### DIRECTIONS
An exact copy of the data below is required; return it in full.

---------- STUDY MATERIAL

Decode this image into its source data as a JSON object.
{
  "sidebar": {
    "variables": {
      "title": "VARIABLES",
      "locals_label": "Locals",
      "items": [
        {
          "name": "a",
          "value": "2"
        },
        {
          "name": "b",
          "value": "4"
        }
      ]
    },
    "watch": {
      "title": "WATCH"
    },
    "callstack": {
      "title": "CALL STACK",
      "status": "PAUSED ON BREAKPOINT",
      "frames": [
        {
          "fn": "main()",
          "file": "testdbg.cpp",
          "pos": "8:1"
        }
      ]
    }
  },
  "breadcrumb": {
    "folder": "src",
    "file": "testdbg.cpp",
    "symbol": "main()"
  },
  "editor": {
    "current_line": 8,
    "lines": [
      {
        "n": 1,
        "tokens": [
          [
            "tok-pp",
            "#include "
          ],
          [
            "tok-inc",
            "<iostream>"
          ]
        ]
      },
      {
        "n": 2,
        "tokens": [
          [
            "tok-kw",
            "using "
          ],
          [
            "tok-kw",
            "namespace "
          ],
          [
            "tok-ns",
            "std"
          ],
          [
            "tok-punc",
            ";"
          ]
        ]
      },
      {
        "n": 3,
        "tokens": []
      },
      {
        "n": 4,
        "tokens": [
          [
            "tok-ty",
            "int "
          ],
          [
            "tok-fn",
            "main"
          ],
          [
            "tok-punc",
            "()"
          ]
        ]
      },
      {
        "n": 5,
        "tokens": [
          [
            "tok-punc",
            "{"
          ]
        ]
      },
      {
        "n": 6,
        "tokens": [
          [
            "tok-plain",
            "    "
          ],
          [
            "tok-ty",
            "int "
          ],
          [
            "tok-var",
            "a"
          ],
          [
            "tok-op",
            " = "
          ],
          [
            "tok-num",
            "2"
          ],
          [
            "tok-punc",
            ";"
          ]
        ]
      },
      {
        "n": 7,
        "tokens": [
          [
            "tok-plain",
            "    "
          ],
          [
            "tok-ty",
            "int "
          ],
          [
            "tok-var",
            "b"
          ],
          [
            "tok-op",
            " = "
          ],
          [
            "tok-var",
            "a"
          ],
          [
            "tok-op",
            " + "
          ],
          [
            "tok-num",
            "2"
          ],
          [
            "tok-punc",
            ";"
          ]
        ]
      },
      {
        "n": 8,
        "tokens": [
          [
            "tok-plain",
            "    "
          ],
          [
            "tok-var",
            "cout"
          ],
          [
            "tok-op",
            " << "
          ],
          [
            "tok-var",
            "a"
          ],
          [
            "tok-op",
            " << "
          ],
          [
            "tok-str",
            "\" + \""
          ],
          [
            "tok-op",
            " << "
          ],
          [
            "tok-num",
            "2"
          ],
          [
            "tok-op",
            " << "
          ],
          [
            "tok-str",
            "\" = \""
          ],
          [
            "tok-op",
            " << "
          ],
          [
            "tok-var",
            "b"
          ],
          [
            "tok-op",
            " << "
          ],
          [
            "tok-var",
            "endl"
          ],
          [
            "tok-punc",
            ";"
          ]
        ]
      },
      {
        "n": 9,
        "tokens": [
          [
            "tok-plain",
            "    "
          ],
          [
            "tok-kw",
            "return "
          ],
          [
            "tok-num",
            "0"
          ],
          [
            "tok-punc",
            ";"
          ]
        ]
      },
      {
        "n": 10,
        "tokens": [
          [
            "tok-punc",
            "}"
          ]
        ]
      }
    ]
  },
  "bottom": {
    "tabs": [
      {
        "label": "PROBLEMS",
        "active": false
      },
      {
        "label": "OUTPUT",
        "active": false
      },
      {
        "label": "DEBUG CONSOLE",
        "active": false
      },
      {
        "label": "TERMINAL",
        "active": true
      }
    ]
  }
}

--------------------

### EXERCISE OUTPUT
Decode this image into its source data as a JSON object.
{
  "sidebar": {
    "variables": {
      "title": "VARIABLES",
      "locals_label": "Locals",
      "items": [
        {
          "name": "a",
          "value": "2"
        },
        {
          "name": "b",
          "value": "4"
        }
      ]
    },
    "watch": {
      "title": "WATCH"
    },
    "callstack": {
      "title": "CALL STACK",
      "status": "PAUSED ON BREAKPOINT",
      "frames": [
        {
          "fn": "main()",
          "file": "testdbg.cpp",
          "pos": "8:1"
        }
      ]
    }
  },
  "breadcrumb": {
    "folder": "src",
    "file": "testdbg.cpp",
    "symbol": "main()"
  },
  "editor": {
    "current_line": 8,
    "lines": [
      {
        "n": 1,
        "tokens": [
          [
            "tok-pp",
            "#include "
          ],
          [
            "tok-inc",
            "<iostream>"
          ]
        ]
      },
      {
        "n": 2,
        "tokens": [
          [
            "tok-kw",
            "using "
          ],
          [
            "tok-kw",
            "namespace "
          ],
          [
            "tok-ns",
            "std"
          ],
          [
            "tok-punc",
            ";"
          ]
        ]
      },
      {
        "n": 3,
        "tokens": []
      },
      {
        "n": 4,
        "tokens": [
          [
            "tok-ty",
            "int "
          ],
          [
            "tok-fn",
            "main"
          ],
          [
            "tok-punc",
            "()"
          ]
        ]
      },
      {
        "n": 5,
        "tokens": [
          [
            "tok-punc",
            "{"
          ]
        ]
      },
      {
        "n": 6,
        "tokens": [
          [
            "tok-plain",
            "    "
          ],
          [
            "tok-ty",
            "int "
          ],
          [
            "tok-var",
            "a"
          ],
          [
            "tok-op",
            " = "
          ],
          [
            "tok-num",
            "2"
          ],
          [
            "tok-punc",
            ";"
          ]
        ]
      },
      {
        "n": 7,
        "tokens": [
          [
            "tok-plain",
            "    "
          ],
          [
            "tok-ty",
            "int "
          ],
          [
            "tok-var",
            "b"
          ],
          [
            "tok-op",
            " = "
          ],
          [
            "tok-var",
            "a"
          ],
          [
            "tok-op",
            " + "
          ],
          [
            "tok-num",
            "2"
          ],
          [
            "tok-punc",
            ";"
          ]
        ]
      },
      {
        "n": 8,
        "tokens": [
          [
            "tok-plain",
            "    "
          ],
          [
            "tok-var",
            "cout"
          ],
          [
            "tok-op",
            " << "
          ],
          [
            "tok-var",
            "a"
          ],
          [
            "tok-op",
            " << "
          ],
          [
            "tok-str",
            "\" + \""
          ],
          [
            "tok-op",
            " << "
          ],
          [
            "tok-num",
            "2"
          ],
          [
            "tok-op",
            " << "
          ],
          [
            "tok-str",
            "\" = \""
          ],
          [
            "tok-op",
            " << "
          ],
          [
            "tok-var",
            "b"
          ],
          [
            "tok-op",
            " << "
          ],
          [
            "tok-var",
            "endl"
          ],
          [
            "tok-punc",
            ";"
          ]
        ]
      },
      {
        "n": 9,
        "tokens": [
          [
            "tok-plain",
            "    "
          ],
          [
            "tok-kw",
            "return "
          ],
          [
            "tok-num",
            "0"
          ],
          [
            "tok-punc",
            ";"
          ]
        ]
      },
      {
        "n": 10,
        "tokens": [
          [
            "tok-punc",
            "}"
          ]
        ]
      }
    ]
  },
  "bottom": {
    "tabs": [
      {
        "label": "PROBLEMS",
        "active": false
      },
      {
        "label": "OUTPUT",
        "active": false
      },
      {
        "label": "DEBUG CONSOLE",
        "active": false
      },
      {
        "label": "TERMINAL",
        "active": true
      }
    ]
  }
}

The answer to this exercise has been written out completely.